WORK TO BE COMPLETED: Reprint the full listing exactly.

DATA IN THIS EXERCISE:

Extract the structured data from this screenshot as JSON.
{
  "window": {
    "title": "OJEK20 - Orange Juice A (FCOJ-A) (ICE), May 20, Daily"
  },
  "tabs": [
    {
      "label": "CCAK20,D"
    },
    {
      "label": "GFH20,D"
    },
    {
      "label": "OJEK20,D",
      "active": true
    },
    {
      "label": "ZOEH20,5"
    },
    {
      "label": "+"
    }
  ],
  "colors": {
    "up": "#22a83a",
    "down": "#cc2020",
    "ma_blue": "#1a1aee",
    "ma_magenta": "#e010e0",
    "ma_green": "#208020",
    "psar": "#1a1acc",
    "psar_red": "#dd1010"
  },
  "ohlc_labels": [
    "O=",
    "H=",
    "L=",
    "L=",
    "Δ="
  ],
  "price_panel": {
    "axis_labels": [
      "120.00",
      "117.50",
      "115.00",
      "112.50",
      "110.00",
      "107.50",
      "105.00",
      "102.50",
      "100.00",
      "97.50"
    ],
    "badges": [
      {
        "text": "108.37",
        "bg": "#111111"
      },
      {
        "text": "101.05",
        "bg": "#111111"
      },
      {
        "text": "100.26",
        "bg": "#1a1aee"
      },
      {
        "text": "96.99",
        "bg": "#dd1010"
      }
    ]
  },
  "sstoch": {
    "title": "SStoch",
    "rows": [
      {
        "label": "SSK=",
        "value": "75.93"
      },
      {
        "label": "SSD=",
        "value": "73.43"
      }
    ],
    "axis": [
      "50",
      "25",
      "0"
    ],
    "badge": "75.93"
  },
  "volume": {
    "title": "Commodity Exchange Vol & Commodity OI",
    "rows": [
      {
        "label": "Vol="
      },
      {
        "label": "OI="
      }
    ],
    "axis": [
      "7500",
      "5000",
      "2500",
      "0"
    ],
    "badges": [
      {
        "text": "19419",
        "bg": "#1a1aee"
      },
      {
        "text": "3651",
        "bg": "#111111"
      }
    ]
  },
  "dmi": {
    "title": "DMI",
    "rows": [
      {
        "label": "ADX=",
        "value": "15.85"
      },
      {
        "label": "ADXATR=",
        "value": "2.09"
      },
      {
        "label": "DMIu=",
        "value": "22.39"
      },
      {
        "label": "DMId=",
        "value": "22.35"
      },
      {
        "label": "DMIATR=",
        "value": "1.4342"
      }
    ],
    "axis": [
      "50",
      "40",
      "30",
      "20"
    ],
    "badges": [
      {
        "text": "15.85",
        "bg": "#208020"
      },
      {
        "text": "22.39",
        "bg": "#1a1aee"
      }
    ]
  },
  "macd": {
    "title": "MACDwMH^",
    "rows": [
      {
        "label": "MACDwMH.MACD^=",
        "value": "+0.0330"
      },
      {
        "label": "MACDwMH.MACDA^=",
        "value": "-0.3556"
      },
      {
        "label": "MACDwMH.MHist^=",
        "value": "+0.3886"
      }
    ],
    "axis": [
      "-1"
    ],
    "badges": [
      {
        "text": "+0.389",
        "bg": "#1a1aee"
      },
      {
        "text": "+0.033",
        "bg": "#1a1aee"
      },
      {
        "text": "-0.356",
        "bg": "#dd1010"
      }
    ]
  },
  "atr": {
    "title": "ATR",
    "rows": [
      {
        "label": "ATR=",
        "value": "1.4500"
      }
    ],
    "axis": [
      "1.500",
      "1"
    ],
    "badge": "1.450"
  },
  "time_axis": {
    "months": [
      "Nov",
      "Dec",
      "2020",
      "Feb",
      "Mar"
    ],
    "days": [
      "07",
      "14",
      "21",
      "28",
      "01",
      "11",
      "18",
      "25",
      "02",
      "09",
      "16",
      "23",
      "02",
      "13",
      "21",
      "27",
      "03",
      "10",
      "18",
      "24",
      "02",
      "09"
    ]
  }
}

RESPONSE TO THIS TASK:
Extract the structured data from this screenshot as JSON.
{
  "window": {
    "title": "OJEK20 - Orange Juice A (FCOJ-A) (ICE), May 20, Daily"
  },
  "tabs": [
    {
      "label": "CCAK20,D"
    },
    {
      "label": "GFH20,D"
    },
    {
      "label": "OJEK20,D",
      "active": true
    },
    {
      "label": "ZOEH20,5"
    },
    {
      "label": "+"
    }
  ],
  "colors": {
    "up": "#22a83a",
    "down": "#cc2020",
    "ma_blue": "#1a1aee",
    "ma_magenta": "#e010e0",
    "ma_green": "#208020",
    "psar": "#1a1acc",
    "psar_red": "#dd1010"
  },
  "ohlc_labels": [
    "O=",
    "H=",
    "L=",
    "L=",
    "Δ="
  ],
  "price_panel": {
    "axis_labels": [
      "120.00",
      "117.50",
      "115.00",
      "112.50",
      "110.00",
      "107.50",
      "105.00",
      "102.50",
      "100.00",
      "97.50"
    ],
    "badges": [
      {
        "text": "108.37",
        "bg": "#111111"
      },
      {
        "text": "101.05",
        "bg": "#111111"
      },
      {
        "text": "100.26",
        "bg": "#1a1aee"
      },
      {
        "text": "96.99",
        "bg": "#dd1010"
      }
    ]
  },
  "sstoch": {
    "title": "SStoch",
    "rows": [
      {
        "label": "SSK=",
        "value": "75.93"
      },
      {
        "label": "SSD=",
        "value": "73.43"
      }
    ],
    "axis": [
      "50",
      "25",
      "0"
    ],
    "badge": "75.93"
  },
  "volume": {
    "title": "Commodity Exchange Vol & Commodity OI",
    "rows": [
      {
        "label": "Vol="
      },
      {
        "label": "OI="
      }
    ],
    "axis": [
      "7500",
      "5000",
      "2500",
      "0"
    ],
    "badges": [
      {
        "text": "19419",
        "bg": "#1a1aee"
      },
      {
        "text": "3651",
        "bg": "#111111"
      }
    ]
  },
  "dmi": {
    "title": "DMI",
    "rows": [
      {
        "label": "ADX=",
        "value": "15.85"
      },
      {
        "label": "ADXATR=",
        "value": "2.09"
      },
      {
        "label": "DMIu=",
        "value": "22.39"
      },
      {
        "label": "DMId=",
        "value": "22.35"
      },
      {
        "label": "DMIATR=",
        "value": "1.4342"
      }
    ],
    "axis": [
      "50",
      "40",
      "30",
      "20"
    ],
    "badges": [
      {
        "text": "15.85",
        "bg": "#208020"
      },
      {
        "text": "22.39",
        "bg": "#1a1aee"
      }
    ]
  },
  "macd": {
    "title": "MACDwMH^",
    "rows": [
      {
        "label": "MACDwMH.MACD^=",
        "value": "+0.0330"
      },
      {
        "label": "MACDwMH.MACDA^=",
        "value": "-0.3556"
      },
      {
        "label": "MACDwMH.MHist^=",
        "value": "+0.3886"
      }
    ],
    "axis": [
      "-1"
    ],
    "badges": [
      {
        "text": "+0.389",
        "bg": "#1a1aee"
      },
      {
        "text": "+0.033",
        "bg": "#1a1aee"
      },
      {
        "text": "-0.356",
        "bg": "#dd1010"
      }
    ]
  },
  "atr": {
    "title": "ATR",
    "rows": [
      {
        "label": "ATR=",
        "value": "1.4500"
      }
    ],
    "axis": [
      "1.500",
      "1"
    ],
    "badge": "1.450"
  },
  "time_axis": {
    "months": [
      "Nov",
      "Dec",
      "2020",
      "Feb",
      "Mar"
    ],
    "days": [
      "07",
      "14",
      "21",
      "28",
      "01",
      "11",
      "18",
      "25",
      "02",
      "09",
      "16",
      "23",
      "02",
      "13",
      "21",
      "27",
      "03",
      "10",
      "18",
      "24",
      "02",
      "09"
    ]
  }
}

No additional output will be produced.